Christopher Josiffe praises a long-overdue history of Finland’s esoteric traditions: magic, Theosophy, Freemasonry, parapsychology – and UFOs
Lightbringers of the North
Secrets of the Occult Tradition of Finland
Perttu Häkkinen & Vesa Iitti
A history of Finland’s esoteric traditions is long overdue; for centuries, Finns have had a reputation as powerful magicians and sorcerers, perhaps owing to their conflation with the nomadic and shamanic Sámi.
While Scandinavian pre-Christian magical practices are welldocumented, thanks to the Prose and Poetic Eddas and to runic inscriptions (largely unknown in Finland), the same cannot be said for their Finnish equivalents.

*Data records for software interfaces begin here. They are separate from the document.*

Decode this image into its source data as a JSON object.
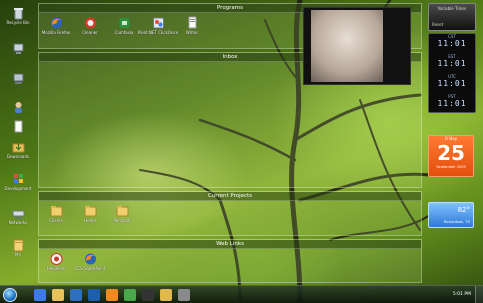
{
  "desktop_icons": [
    {
      "label": "Recycle Bin",
      "icon": "recycle-bin-icon"
    },
    {
      "label": "",
      "icon": "computer-icon"
    },
    {
      "label": "",
      "icon": "network-computer-icon"
    },
    {
      "label": "",
      "icon": "user-folder-icon"
    },
    {
      "label": "",
      "icon": "document-icon"
    },
    {
      "label": "Downloads",
      "icon": "downloads-folder-icon"
    },
    {
      "label": "Development",
      "icon": "development-icon"
    },
    {
      "label": "Networks",
      "icon": "network-icon"
    },
    {
      "label": "Me",
      "icon": "folder-icon"
    }
  ],
  "fences": {
    "programs": {
      "title": "Programs",
      "items": [
        {
          "label": "Mozilla Firefox",
          "icon": "firefox-icon"
        },
        {
          "label": "Cleaner",
          "icon": "ccleaner-icon"
        },
        {
          "label": "Camtasia",
          "icon": "camtasia-icon"
        },
        {
          "label": "Paint.NET ClickOnce",
          "icon": "paintnet-icon"
        },
        {
          "label": "Writer",
          "icon": "writer-icon"
        }
      ]
    },
    "inbox": {
      "title": "Inbox",
      "items": []
    },
    "current_projects": {
      "title": "Current Projects",
      "items": [
        {
          "label": "Clients",
          "icon": "folder-icon"
        },
        {
          "label": "Home",
          "icon": "folder-icon"
        },
        {
          "label": "Personal",
          "icon": "folder-icon"
        }
      ]
    },
    "web_links": {
      "title": "Web Links",
      "items": [
        {
          "label": "Helpdesk",
          "icon": "helpdesk-icon"
        },
        {
          "label": "CCS SharePoint",
          "icon": "firefox-icon"
        }
      ]
    }
  },
  "gadgets": {
    "timer": {
      "title": "Variable Timer",
      "reset": "Reset"
    },
    "clocks": [
      {
        "zone": "CST",
        "time": "11:01"
      },
      {
        "zone": "EST",
        "time": "11:01"
      },
      {
        "zone": "UTC",
        "time": "11:01"
      },
      {
        "zone": "PST",
        "time": "11:01"
      }
    ],
    "calendar": {
      "day": "Friday",
      "date": "25",
      "month": "September 2009"
    },
    "weather": {
      "temp": "82°",
      "city": "Richardson, TX"
    }
  },
  "taskbar": {
    "clock": "5:01 PM",
    "buttons": [
      "ie-icon",
      "explorer-icon",
      "media-player-icon",
      "outlook-icon",
      "firefox-icon",
      "chat-icon",
      "terminal-icon",
      "folder-icon",
      "app-icon"
    ]
  },
  "colors": {
    "fence_fill": "#d2eb96",
    "calendar_orange": "#e24f0c",
    "weather_blue": "#2f78d6"
  }
}
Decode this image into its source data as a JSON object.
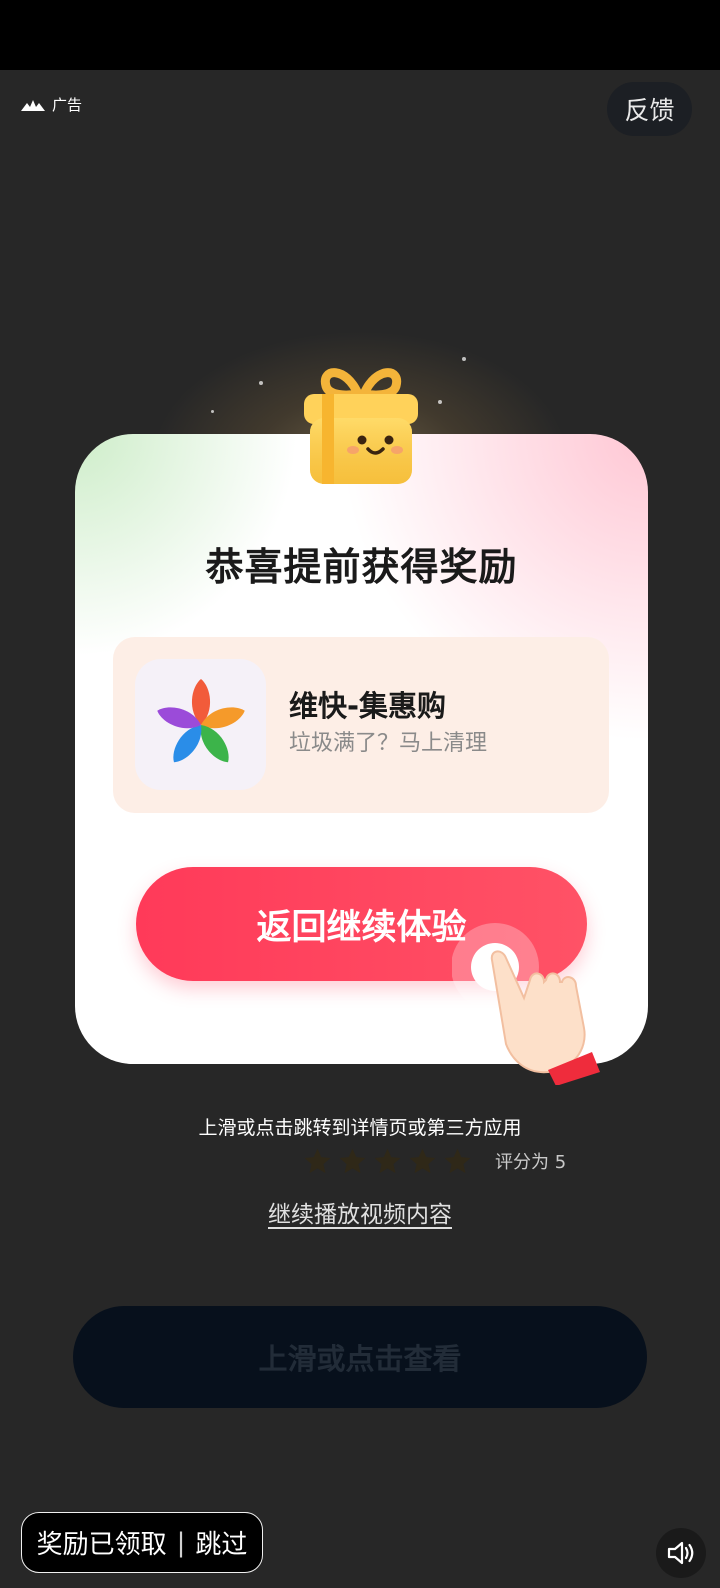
{
  "ad": {
    "label": "广告"
  },
  "feedback": {
    "label": "反馈"
  },
  "dialog": {
    "title": "恭喜提前获得奖励",
    "app_name": "维快-集惠购",
    "app_desc": "垃圾满了？马上清理",
    "cta_label": "返回继续体验"
  },
  "hint": "上滑或点击跳转到详情页或第三方应用",
  "rating": {
    "stars": 5,
    "text": "评分为 5"
  },
  "continue_link": "继续播放视频内容",
  "view_button": "上滑或点击查看",
  "skip": {
    "reward_label": "奖励已领取",
    "skip_label": "跳过"
  },
  "colors": {
    "cta": "#ff3a59",
    "background": "#272727",
    "view_button": "#07101c"
  },
  "icons": [
    "ad-logo-icon",
    "gift-icon",
    "app-flower-icon",
    "hand-pointer-icon",
    "star-icon",
    "speaker-icon"
  ]
}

In part due to the impenetrability of the Finnish language – neither Germanic, Romance nor Slavic – Finland’s subaltern status as a colonial possession of Sweden (for several hundred years) and Russia (for over one hundred more) is also a factor.
Originally published in Finnish in 2015, Lightbringers of the North focuses on the last 150 years. The authors’ dry, laconic wit is most appropriate for those chapters examining eccentric and often distasteful figures like Ior Bock, “the Sperm Magician of Gumbostrand”, Reima Saarinen, the “Sex Magick Soldier of Turku”, and “Archbishop of Lucifer” Pekka Siitoin.
Siitoin claimed his 1944 birth was due to a liaison between high-ranking German army officer and baron, Peter von Weltheim, and a Finnish-Russian sex worker. The authors rightly describe Siitoin as an “unintentionally comic neo-Nazi”. But his volatile mixture of left-hand-path esotericism and far-right politics appears to be a recurring aspect of Finnish esotericism, as a subsequent chapter on the crossover between Finnish occultism and nationalism demonstrates.
“Renaissance Finn” Sigurd Wettenhovi-Aspa is mostly remembered as a sculptor and painter; in the 1890s he exhibited at Sar Péladan’s Salon de la Rose + Croix in Paris, where he became friends with Strindberg. But Aspa was also an actor, poet, musician and amateur linguist who argued that the world’s tongues were all descended from a Finnish protolanguage, which in its modern form was close to the original language of the Bible (rather than Hebrew or Greek). It logically followed (according to Aspa) that if Finnish was the world’s ur-language, then Finns were the world’s proto-people. He regarded the “Aryan race” as a branch of a prehistoric Finno-Ugric clan, with Germanic peoples descended from this ancient clan.
Theosophy was big up north; Blavatsky herself said: “the light will come from Finland”. Pekka Ervast, the “Rudolf Steiner of the North”, founded the Rosicrucianinfluenced independent Theosophical group Ruusu-Risti following a disagreement with Besant and Leadbeater. Lightbringers looks at the history of Freemasonry in Finland, but doesn’t say whether Finnish lodges are repositories of esoteric wisdom or simply dining clubs (as in England).
An enlightening chapter on the history of Finnish parapsychology looks at its Sällskapet för psykisk forskning (Society for Psychic Research, SPF) which bears some comparison with Britain’s Society for Psychical Research (SPR). Finland’s SPF was originally established (in 1907) with the intention of examining alleged paranormal phenomena using scientific methodology. But, like the SPR, a rift arose between the sceptical and pro-Spiritualist wings of the organisation. This, the authors suggest, was because its membership consisted more of lay persons than academics (although, by contrast, the British SPR counted several eminent scientists, psychologists and philosophers among its membership).
An illuminating chapter outlines the history of Finnish ufology, which, according to Lightbringers, has always been tinged with esotericism. One of Finland’s earliest-recorded UFO encounters took place in 1728, when a giant disc appeared over Sahalahti village. Local blacksmith, seer and healer Tiittu Siegfredsson was last seen heading into a nearby forest. After three days, his son went looking for him. In the forest he encountered a large bear who, speaking in Finnish, said he should not be afraid, but told him there was no point searching for his father – as the “ship in the sky” had taken his father “to the heavens, to another better world, inhabited by a race higher than man”.
I would have liked more focus on the resurgence of paganism in Finland, whose conversion to Christianity only took place in the 13th century. As late as the 18th century, rural ministers were complaining to their bishops of their parishioners’ reverence for streams, rocks and trees. The neo-pagan groups Suomenusko (“Finnish Belief”) and Karhun Kansa (“People of the Bear”) were established in the early 21st century, but the Ukkonusko (belief in Ukko, the sky, thunder and weather god) organisation dates back to the early 20th century. Finland has a landmass 40 per cent larger than the United Kingdom, but a population of just 5.5 million. Consequently, its human population is surrounded by nature, so it’s not surprising if paganism is on the rise.
Lightbringers (the first English-language book I’m aware of that sheds light on the neglected esoteric traditions of a modern European nation) is a welcome addition to our knowledge and understanding of European occultural history.